13. “Mental health day is me with my cats.. Sleeping playing and sleeping some more.” — Maha D.
14. “Walks always help clear your head, especially at this time of year.” — Georgia C.
15. “I took a mental health day on the anniversary of my sexual assault. I went to the Mall of America, specifically the aquarium and the theme park inside of it. The loud noises there and the serenity of the aquarium helped a lot.” — Caissa C.
16. “Self-care is always important when symptoms seem to be out of control. Face masks are a way for me to relax myself and try to reset my thoughts. I know it looks funny, but it helps.” — Jonna L.
17. “When my job was not working out and I was getting picked on severely by a staff member, I took a mental health day and I always go to the beach. The waves and the ocean are so calming for me.” — Liz M.
18. “A lot like hiding and avoiding.” — Leslie C.
19. “I’m a huge animal lover, so my dog always helps me on my worst days. He lets me cuddle the crap out of him when I don’t have the strength or energy to do anything else, then gets me out of bed for some fresh air when I feel ready. He’s technically not an emotional support dog, but it’s scary to think where I’d be without him.” — Katie K.
20. “My kitty Nuggie sleeps in my hair when I have a migraine. His purring in my ear is soothing. He also nuzzles my ears and eyelashes, and softly bites the cheeks. He is an anxiety soother.” — Michelle G.
21. “Basically, I just lie in bed/on the couch sleeping all day. It isn’t the healthiest in hindsight, but it definitely helps.” — Krysta R.
22. “Nature is my happy place. This happens to be the view from one of my favorite parks. Something about being in nature reminds me there’s still beauty in the world no matter how dark and miserable my own life may feel. It really helps me keep things in perspective.” — Megan P.
23. “Mental health day is never leaving my bed. Lots of sleep, lots of not being touched by anyone, phone on airplane mode. Nothing stimulating. Just resetting my senses.” — Rebecca N.
24. “I didn’t understand why I was having an anxiety attack. Why those feelings were happening. But I knew I was suffering from a severe panic attack and I took a picture to document it. This is what anxiety looks like, for me anyway. It’s pain, and it’s real. Hopefully sharing this picture will help end the stigma around mental illness. This is how I spent my mental health day. This is how I spend a lot of them.” — Melissa G.
25. “This is only a small sample of what I might do on a mental health day. I use the list to gain control in my daily habits. It says that I have to eat three meals a day and what I can eat for breakfast, so I don’t have to think, but just do what it says. It also say things like showering and watering the plants, etc. Basically it is a guide to what a ‘normal’ day might look like. Crocheting and drawing is a way to calm down and focus on something simple. I like the repetitiveness of making details or crocheting.” — Sanne V.

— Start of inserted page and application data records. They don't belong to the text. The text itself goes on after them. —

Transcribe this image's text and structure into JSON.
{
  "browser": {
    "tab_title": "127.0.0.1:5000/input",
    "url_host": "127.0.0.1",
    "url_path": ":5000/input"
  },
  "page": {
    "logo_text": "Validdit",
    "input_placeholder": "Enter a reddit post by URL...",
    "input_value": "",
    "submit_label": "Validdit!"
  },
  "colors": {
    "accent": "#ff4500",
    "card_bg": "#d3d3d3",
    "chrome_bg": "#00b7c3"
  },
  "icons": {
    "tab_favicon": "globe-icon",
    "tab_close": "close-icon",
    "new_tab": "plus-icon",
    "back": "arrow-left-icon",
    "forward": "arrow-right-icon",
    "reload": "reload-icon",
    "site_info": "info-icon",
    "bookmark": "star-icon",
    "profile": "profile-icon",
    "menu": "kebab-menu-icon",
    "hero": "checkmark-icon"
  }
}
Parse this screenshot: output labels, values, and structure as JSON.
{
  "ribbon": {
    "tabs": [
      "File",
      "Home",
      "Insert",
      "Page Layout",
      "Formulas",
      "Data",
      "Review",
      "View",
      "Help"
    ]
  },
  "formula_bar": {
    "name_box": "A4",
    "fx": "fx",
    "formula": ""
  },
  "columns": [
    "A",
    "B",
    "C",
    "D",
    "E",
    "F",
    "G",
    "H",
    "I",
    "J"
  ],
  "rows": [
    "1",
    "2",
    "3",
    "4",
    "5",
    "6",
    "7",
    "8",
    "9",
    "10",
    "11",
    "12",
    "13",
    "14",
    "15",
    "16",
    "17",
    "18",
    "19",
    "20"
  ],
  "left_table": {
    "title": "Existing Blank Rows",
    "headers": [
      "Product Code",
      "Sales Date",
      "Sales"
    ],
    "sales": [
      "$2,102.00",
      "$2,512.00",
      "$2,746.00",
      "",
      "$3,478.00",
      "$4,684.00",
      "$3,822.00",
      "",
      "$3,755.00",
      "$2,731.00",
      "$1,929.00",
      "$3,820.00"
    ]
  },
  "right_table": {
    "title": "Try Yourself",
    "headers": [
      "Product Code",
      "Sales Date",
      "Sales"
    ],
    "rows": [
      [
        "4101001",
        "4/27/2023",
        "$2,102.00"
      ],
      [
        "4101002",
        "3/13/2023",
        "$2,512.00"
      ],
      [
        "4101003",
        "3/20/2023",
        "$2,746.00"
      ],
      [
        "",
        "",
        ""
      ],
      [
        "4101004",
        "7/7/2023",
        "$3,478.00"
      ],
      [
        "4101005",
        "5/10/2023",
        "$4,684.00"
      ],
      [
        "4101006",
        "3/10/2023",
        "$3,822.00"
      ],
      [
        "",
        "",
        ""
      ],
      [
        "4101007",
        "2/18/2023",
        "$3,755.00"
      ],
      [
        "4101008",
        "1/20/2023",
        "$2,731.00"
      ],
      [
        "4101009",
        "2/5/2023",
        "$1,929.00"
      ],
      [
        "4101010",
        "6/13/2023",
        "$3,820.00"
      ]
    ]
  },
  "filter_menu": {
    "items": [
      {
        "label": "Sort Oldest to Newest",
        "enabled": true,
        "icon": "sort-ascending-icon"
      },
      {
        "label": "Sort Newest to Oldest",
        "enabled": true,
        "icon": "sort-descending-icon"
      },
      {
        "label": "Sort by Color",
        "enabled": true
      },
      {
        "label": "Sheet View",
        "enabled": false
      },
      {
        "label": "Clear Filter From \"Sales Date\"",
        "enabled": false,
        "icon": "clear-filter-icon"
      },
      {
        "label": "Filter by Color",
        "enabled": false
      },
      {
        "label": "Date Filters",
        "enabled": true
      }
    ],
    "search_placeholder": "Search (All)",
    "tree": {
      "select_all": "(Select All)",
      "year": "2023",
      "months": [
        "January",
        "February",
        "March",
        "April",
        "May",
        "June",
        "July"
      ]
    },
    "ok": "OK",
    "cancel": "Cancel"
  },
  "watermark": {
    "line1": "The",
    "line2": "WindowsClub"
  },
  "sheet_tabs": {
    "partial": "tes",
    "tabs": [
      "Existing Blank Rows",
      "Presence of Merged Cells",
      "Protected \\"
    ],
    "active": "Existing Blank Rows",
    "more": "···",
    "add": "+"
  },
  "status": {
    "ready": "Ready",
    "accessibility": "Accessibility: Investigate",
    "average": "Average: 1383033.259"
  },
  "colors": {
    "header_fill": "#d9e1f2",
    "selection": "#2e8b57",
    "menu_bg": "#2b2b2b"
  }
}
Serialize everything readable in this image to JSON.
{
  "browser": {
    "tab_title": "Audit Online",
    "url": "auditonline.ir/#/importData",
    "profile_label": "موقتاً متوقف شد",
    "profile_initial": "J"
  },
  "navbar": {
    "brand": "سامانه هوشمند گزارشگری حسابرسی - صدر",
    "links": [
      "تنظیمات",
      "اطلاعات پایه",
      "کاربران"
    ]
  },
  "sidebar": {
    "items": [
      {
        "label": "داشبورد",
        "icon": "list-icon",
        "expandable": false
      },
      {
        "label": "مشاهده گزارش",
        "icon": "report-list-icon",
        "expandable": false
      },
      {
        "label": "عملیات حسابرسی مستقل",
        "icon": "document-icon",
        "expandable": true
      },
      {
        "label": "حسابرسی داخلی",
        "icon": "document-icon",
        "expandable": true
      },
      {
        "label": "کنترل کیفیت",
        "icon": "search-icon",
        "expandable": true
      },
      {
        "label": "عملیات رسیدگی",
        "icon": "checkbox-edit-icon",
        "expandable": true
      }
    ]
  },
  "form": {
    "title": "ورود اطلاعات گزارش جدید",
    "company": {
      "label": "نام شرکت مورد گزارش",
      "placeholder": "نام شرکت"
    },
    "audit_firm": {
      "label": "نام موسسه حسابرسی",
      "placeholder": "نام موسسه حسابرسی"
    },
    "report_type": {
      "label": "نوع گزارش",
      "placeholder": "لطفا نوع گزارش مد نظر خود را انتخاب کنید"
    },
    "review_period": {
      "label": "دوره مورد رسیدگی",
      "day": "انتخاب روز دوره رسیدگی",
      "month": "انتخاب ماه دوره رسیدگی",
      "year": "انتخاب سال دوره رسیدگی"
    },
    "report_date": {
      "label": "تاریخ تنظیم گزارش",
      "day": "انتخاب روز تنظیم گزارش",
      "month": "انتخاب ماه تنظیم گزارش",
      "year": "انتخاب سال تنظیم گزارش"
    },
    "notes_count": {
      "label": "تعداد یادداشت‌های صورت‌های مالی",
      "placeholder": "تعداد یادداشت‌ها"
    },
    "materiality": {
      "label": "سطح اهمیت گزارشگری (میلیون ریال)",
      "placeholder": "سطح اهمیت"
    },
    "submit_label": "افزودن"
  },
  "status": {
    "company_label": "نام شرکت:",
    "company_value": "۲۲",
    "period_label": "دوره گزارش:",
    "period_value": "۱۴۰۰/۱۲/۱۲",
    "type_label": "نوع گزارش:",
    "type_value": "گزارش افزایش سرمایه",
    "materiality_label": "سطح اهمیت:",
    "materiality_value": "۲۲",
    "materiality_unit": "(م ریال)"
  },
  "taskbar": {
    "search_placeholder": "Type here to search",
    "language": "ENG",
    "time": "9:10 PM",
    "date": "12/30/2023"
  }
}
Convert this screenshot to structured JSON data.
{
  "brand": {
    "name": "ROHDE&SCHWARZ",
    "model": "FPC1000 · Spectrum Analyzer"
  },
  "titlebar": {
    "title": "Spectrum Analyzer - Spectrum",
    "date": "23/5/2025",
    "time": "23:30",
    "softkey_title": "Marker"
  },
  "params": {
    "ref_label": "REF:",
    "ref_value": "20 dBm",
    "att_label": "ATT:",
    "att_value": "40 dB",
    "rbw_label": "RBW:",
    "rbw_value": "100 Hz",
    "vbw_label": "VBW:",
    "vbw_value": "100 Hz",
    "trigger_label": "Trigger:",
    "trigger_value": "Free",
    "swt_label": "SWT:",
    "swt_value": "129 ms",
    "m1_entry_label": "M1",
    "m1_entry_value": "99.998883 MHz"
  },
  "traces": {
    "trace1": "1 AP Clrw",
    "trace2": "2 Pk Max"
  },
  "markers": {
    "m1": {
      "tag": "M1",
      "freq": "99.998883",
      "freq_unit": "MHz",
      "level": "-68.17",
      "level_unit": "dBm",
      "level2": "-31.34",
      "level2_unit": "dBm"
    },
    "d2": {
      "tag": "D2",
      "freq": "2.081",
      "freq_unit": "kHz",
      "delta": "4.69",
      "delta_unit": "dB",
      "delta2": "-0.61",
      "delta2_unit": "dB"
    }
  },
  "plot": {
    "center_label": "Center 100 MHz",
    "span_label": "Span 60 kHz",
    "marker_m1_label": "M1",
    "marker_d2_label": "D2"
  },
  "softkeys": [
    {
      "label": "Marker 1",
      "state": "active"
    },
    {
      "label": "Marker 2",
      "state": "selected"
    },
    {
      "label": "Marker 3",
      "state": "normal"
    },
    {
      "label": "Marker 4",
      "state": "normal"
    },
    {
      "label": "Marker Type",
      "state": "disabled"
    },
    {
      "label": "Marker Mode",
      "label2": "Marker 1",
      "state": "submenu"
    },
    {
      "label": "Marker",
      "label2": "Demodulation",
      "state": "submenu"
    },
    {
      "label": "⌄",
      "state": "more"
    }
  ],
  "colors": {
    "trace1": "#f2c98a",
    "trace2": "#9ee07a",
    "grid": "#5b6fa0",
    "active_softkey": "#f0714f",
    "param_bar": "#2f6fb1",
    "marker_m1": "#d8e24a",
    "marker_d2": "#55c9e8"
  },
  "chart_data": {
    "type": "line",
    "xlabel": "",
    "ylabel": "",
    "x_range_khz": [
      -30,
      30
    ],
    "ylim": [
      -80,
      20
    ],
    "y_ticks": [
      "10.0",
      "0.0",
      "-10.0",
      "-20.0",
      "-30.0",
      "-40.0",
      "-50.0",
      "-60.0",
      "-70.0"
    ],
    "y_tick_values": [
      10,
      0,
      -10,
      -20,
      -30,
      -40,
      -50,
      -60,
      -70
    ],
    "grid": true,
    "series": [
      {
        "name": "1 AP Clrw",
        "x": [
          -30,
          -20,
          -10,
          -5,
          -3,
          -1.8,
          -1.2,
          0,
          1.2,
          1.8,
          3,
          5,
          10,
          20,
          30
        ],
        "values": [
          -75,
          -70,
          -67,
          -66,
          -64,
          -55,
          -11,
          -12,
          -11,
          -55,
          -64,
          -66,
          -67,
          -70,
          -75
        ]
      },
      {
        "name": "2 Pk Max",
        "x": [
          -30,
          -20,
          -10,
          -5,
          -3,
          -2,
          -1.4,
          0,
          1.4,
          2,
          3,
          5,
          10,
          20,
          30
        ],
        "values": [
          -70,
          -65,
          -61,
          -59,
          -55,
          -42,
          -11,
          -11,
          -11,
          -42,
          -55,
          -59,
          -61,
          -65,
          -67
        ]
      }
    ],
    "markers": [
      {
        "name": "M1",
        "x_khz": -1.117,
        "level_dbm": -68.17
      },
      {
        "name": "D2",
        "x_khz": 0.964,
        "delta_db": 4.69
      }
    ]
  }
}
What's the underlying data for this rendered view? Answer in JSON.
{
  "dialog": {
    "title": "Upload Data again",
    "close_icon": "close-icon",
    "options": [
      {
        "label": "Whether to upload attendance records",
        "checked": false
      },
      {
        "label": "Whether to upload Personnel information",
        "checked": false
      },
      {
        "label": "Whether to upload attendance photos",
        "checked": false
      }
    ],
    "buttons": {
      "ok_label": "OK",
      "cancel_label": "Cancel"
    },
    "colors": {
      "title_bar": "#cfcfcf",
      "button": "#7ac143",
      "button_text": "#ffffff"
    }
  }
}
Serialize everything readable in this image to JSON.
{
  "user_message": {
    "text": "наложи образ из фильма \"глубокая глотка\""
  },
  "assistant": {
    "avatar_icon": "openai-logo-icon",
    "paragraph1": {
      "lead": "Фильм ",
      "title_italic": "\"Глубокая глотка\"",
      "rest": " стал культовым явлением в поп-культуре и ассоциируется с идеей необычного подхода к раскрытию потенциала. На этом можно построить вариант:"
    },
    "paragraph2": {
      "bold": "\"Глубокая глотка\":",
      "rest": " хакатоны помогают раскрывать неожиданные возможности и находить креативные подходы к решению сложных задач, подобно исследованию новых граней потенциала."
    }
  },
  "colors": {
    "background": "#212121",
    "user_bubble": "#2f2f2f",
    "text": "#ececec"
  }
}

What do your mental health days look like? Tell us in the comments below: